That measure would create a state ethics commission, would require more transparency in donations, restrict gifts to elected officials from lobbyists, and prevents officials from becoming lobbyists for two years after leaving state government. It's a proposed amendment to the state's Constitution.
"This is a difficult issue for us," said Conference executive director Christopher Dodson. "No one's opposed to integrity."
Dodson said what matters is the actual language of the measure.
"The actual language, we believe, is a threat to churches and charities," Dodson said.
Dodson said the measure would require the charities and churches to disclose the names of every contributor, even if only a small amount of their contributions was used to influence government action, or speak out on a ballot measure.
"Churches and charities do not support or oppose candidates," Dodson said. "They don't contribute to public officials."
Dodson says churches and charities are not big lobbyists, but they do engage in the public square, and they do provide social services.
"This measure would sweep us in with all those supposed big corporations that are spreading money around," Dodson said.
Dodson said the Conference is concerned that people could use those donor names for harassment. He said the measure, while well-intentioned, just goes too far.
The Conference has also announced its opposition to Measure 3, which would legalize recreational marijuana. Dodson said it’s an issue concerning children, families and the health of communities, because the measure sets no limits on the possession, growth or sale of marijuana.
"Most states that have legalized recreational marijuana allowed like an ounce, or a couple of ounces," Dodson said. "There's no limits here. We can't risk our communities, our children and their health."
Dodson said there are questions on the measure that would have to be resolved by Legislative action – and that takes a two-thirds vote by each chamber.

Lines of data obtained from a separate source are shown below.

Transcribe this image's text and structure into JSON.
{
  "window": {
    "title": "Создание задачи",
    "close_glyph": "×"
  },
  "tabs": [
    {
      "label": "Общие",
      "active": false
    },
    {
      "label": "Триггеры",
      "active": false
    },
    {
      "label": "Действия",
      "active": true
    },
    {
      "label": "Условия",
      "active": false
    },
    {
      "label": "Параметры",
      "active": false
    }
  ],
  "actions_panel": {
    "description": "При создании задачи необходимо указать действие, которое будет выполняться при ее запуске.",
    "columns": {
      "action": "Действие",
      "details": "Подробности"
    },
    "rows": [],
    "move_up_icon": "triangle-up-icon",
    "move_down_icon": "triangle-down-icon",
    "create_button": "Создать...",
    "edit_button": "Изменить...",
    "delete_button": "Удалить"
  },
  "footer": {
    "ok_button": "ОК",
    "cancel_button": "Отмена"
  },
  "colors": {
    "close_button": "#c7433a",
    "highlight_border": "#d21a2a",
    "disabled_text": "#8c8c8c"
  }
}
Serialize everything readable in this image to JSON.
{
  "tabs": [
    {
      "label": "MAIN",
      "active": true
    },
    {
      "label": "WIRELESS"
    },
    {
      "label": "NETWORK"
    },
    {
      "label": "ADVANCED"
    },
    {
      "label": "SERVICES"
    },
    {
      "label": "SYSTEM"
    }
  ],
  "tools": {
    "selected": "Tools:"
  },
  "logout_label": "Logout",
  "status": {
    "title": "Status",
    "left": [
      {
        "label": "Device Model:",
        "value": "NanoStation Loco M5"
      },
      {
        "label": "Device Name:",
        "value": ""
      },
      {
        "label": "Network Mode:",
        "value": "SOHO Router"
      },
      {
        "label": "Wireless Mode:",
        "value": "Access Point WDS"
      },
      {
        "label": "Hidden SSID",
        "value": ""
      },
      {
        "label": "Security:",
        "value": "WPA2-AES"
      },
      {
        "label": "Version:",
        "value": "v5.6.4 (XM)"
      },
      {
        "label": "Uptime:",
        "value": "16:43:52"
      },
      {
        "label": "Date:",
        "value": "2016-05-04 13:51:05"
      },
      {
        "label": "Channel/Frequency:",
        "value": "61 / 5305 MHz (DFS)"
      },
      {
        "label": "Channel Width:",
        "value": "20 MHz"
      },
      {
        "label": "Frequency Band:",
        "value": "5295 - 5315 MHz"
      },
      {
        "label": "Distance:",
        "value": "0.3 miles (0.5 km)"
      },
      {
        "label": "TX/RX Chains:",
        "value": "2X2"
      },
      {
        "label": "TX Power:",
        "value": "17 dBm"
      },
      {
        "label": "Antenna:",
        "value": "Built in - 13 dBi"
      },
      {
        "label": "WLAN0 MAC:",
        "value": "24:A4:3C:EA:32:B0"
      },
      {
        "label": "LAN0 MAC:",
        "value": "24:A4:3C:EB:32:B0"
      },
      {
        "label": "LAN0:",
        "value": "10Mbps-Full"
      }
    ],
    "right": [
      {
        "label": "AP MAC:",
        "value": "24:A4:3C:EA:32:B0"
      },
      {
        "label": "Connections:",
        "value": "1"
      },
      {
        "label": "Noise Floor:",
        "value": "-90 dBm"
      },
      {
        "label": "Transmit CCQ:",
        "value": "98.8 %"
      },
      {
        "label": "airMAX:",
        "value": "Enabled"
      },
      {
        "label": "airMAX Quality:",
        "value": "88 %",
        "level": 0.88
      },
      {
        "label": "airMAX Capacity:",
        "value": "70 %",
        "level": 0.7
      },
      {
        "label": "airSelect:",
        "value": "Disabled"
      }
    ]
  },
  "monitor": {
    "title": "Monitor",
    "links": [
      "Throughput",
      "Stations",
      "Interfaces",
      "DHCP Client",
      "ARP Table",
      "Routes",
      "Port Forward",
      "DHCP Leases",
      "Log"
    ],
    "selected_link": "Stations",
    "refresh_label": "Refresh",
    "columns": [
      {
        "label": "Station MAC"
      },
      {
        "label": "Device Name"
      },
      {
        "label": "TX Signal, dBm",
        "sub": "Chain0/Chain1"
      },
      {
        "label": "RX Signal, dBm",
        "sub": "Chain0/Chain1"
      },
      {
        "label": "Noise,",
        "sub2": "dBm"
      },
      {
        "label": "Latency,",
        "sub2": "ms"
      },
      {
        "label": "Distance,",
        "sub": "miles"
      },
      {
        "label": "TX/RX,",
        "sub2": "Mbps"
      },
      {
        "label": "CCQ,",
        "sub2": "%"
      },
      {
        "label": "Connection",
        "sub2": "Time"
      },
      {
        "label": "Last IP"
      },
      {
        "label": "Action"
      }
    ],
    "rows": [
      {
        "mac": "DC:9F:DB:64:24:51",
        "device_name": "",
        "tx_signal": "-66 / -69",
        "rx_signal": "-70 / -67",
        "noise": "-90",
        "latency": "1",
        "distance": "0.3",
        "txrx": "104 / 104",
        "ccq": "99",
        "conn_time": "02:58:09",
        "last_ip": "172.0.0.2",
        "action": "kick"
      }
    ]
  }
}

"That's a hurdle," Dodson said. "If there are problems with Measure 3, we can't just say the Legislature will take care of it."